== Try it ==
Print the data exactly as it is given, please.
Top of Source material
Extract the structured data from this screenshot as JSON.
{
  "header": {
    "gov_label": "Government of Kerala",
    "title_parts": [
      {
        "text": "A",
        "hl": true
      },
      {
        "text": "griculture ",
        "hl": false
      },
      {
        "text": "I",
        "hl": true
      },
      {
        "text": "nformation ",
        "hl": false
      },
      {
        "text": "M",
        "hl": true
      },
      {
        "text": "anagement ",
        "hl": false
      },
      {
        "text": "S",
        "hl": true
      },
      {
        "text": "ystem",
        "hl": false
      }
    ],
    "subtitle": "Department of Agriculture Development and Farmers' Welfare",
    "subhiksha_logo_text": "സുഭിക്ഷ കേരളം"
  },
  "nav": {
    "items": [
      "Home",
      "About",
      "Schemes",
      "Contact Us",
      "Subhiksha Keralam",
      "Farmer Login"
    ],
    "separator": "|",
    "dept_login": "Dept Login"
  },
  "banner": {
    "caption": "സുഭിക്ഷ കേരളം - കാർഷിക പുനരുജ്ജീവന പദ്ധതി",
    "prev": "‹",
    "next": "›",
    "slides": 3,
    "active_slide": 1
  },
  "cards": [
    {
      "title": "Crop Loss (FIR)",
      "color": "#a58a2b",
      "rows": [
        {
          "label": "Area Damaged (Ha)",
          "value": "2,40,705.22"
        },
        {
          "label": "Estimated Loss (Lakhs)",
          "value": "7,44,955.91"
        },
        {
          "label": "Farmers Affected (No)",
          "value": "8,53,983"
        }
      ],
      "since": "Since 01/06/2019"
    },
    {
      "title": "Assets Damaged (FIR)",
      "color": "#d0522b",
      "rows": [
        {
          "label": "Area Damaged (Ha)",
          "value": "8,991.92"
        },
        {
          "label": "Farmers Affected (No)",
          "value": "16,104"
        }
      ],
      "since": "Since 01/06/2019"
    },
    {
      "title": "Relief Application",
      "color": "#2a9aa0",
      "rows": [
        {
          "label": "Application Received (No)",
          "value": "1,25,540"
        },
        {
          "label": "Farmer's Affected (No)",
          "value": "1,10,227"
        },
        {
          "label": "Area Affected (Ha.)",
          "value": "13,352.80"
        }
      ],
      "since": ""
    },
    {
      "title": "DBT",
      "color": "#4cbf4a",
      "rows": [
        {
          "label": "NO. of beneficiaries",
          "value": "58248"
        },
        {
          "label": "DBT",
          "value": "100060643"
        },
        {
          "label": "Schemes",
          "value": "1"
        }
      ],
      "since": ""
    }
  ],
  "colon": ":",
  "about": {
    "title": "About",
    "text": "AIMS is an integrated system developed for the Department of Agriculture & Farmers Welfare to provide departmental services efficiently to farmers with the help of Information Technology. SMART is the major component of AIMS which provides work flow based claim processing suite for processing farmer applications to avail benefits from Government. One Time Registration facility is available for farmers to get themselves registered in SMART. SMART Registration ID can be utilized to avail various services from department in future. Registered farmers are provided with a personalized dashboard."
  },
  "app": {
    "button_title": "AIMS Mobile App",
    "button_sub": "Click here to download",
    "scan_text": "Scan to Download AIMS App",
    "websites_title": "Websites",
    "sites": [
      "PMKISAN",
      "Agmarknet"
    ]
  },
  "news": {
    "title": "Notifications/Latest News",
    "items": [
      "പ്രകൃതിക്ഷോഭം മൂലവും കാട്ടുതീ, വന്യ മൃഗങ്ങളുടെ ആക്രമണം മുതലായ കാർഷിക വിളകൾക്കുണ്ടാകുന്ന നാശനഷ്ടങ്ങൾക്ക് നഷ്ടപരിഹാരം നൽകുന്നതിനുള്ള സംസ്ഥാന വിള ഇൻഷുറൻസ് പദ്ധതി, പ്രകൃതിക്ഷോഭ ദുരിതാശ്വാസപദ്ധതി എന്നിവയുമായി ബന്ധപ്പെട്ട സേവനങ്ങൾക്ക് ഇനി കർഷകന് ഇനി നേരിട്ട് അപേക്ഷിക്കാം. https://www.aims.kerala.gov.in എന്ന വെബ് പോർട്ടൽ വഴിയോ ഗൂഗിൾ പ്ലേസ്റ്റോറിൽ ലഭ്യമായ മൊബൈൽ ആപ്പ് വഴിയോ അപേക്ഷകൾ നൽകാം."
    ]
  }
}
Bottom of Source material
== Output of the exercise ==
Extract the structured data from this screenshot as JSON.
{
  "header": {
    "gov_label": "Government of Kerala",
    "title_parts": [
      {
        "text": "A",
        "hl": true
      },
      {
        "text": "griculture ",
        "hl": false
      },
      {
        "text": "I",
        "hl": true
      },
      {
        "text": "nformation ",
        "hl": false
      },
      {
        "text": "M",
        "hl": true
      },
      {
        "text": "anagement ",
        "hl": false
      },
      {
        "text": "S",
        "hl": true
      },
      {
        "text": "ystem",
        "hl": false
      }
    ],
    "subtitle": "Department of Agriculture Development and Farmers' Welfare",
    "subhiksha_logo_text": "സുഭിക്ഷ കേരളം"
  },
  "nav": {
    "items": [
      "Home",
      "About",
      "Schemes",
      "Contact Us",
      "Subhiksha Keralam",
      "Farmer Login"
    ],
    "separator": "|",
    "dept_login": "Dept Login"
  },
  "banner": {
    "caption": "സുഭിക്ഷ കേരളം - കാർഷിക പുനരുജ്ജീവന പദ്ധതി",
    "prev": "‹",
    "next": "›",
    "slides": 3,
    "active_slide": 1
  },
  "cards": [
    {
      "title": "Crop Loss (FIR)",
      "color": "#a58a2b",
      "rows": [
        {
          "label": "Area Damaged (Ha)",
          "value": "2,40,705.22"
        },
        {
          "label": "Estimated Loss (Lakhs)",
          "value": "7,44,955.91"
        },
        {
          "label": "Farmers Affected (No)",
          "value": "8,53,983"
        }
      ],
      "since": "Since 01/06/2019"
    },
    {
      "title": "Assets Damaged (FIR)",
      "color": "#d0522b",
      "rows": [
        {
          "label": "Area Damaged (Ha)",
          "value": "8,991.92"
        },
        {
          "label": "Farmers Affected (No)",
          "value": "16,104"
        }
      ],
      "since": "Since 01/06/2019"
    },
    {
      "title": "Relief Application",
      "color": "#2a9aa0",
      "rows": [
        {
          "label": "Application Received (No)",
          "value": "1,25,540"
        },
        {
          "label": "Farmer's Affected (No)",
          "value": "1,10,227"
        },
        {
          "label": "Area Affected (Ha.)",
          "value": "13,352.80"
        }
      ],
      "since": ""
    },
    {
      "title": "DBT",
      "color": "#4cbf4a",
      "rows": [
        {
          "label": "NO. of beneficiaries",
          "value": "58248"
        },
        {
          "label": "DBT",
          "value": "100060643"
        },
        {
          "label": "Schemes",
          "value": "1"
        }
      ],
      "since": ""
    }
  ],
  "colon": ":",
  "about": {
    "title": "About",
    "text": "AIMS is an integrated system developed for the Department of Agriculture & Farmers Welfare to provide departmental services efficiently to farmers with the help of Information Technology. SMART is the major component of AIMS which provides work flow based claim processing suite for processing farmer applications to avail benefits from Government. One Time Registration facility is available for farmers to get themselves registered in SMART. SMART Registration ID can be utilized to avail various services from department in future. Registered farmers are provided with a personalized dashboard."
  },
  "app": {
    "button_title": "AIMS Mobile App",
    "button_sub": "Click here to download",
    "scan_text": "Scan to Download AIMS App",
    "websites_title": "Websites",
    "sites": [
      "PMKISAN",
      "Agmarknet"
    ]
  },
  "news": {
    "title": "Notifications/Latest News",
    "items": [
      "പ്രകൃതിക്ഷോഭം മൂലവും കാട്ടുതീ, വന്യ മൃഗങ്ങളുടെ ആക്രമണം മുതലായ കാർഷിക വിളകൾക്കുണ്ടാകുന്ന നാശനഷ്ടങ്ങൾക്ക് നഷ്ടപരിഹാരം നൽകുന്നതിനുള്ള സംസ്ഥാന വിള ഇൻഷുറൻസ് പദ്ധതി, പ്രകൃതിക്ഷോഭ ദുരിതാശ്വാസപദ്ധതി എന്നിവയുമായി ബന്ധപ്പെട്ട സേവനങ്ങൾക്ക് ഇനി കർഷകന് ഇനി നേരിട്ട് അപേക്ഷിക്കാം. https://www.aims.kerala.gov.in എന്ന വെബ് പോർട്ടൽ വഴിയോ ഗൂഗിൾ പ്ലേസ്റ്റോറിൽ ലഭ്യമായ മൊബൈൽ ആപ്പ് വഴിയോ അപേക്ഷകൾ നൽകാം."
    ]
  }
}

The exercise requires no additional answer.